> _WHAT IS REQUIRED_: Go through the records and copy each line where the word "value" occurs.

> _DATASET RECORDS_:
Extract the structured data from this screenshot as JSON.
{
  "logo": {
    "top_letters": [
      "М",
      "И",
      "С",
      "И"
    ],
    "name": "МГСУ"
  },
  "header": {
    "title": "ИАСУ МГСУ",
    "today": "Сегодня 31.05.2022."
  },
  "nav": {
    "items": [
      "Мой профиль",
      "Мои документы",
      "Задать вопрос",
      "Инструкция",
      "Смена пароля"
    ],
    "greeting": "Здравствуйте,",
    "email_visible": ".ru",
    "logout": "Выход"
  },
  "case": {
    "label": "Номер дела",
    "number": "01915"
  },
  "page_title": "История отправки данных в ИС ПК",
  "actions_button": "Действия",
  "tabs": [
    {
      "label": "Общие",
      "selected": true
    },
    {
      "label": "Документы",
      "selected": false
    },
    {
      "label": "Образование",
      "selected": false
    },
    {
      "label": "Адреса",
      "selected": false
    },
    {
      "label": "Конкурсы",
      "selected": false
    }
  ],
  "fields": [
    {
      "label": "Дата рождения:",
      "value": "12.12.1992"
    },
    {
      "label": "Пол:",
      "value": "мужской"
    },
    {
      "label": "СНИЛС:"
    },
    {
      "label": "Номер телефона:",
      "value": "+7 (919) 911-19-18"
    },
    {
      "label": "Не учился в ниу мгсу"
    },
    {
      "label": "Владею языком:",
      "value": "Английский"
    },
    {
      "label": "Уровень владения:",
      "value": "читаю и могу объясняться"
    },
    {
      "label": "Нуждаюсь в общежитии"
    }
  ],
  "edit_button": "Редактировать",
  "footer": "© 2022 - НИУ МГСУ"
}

> _WRITTEN RESPONSE_:
      "value": "12.12.1992"
      "value": "мужской"
      "value": "+7 (919) 911-19-18"
      "value": "Английский"
      "value": "читаю и могу объясняться"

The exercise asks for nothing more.